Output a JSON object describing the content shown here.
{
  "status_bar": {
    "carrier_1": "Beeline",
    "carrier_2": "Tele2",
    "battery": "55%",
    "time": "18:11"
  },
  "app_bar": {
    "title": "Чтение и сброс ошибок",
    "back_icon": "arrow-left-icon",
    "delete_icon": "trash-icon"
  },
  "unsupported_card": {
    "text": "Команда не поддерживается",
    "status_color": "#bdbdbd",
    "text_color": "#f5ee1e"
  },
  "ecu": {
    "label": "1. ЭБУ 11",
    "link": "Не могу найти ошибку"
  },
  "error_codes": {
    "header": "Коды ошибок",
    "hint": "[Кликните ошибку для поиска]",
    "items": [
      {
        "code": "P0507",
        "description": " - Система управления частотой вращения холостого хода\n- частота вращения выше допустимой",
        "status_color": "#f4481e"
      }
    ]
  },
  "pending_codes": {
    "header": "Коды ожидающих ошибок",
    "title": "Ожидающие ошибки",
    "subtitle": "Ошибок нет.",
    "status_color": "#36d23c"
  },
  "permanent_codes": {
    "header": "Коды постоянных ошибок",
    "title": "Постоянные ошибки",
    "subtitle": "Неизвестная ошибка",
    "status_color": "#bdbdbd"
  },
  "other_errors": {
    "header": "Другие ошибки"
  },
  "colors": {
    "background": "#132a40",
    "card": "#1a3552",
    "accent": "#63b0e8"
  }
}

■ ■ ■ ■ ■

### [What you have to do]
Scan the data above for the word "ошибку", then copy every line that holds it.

### [Exercise answer]
    "link": "Не могу найти ошибку"
    "hint": "[Кликните ошибку для поиска]",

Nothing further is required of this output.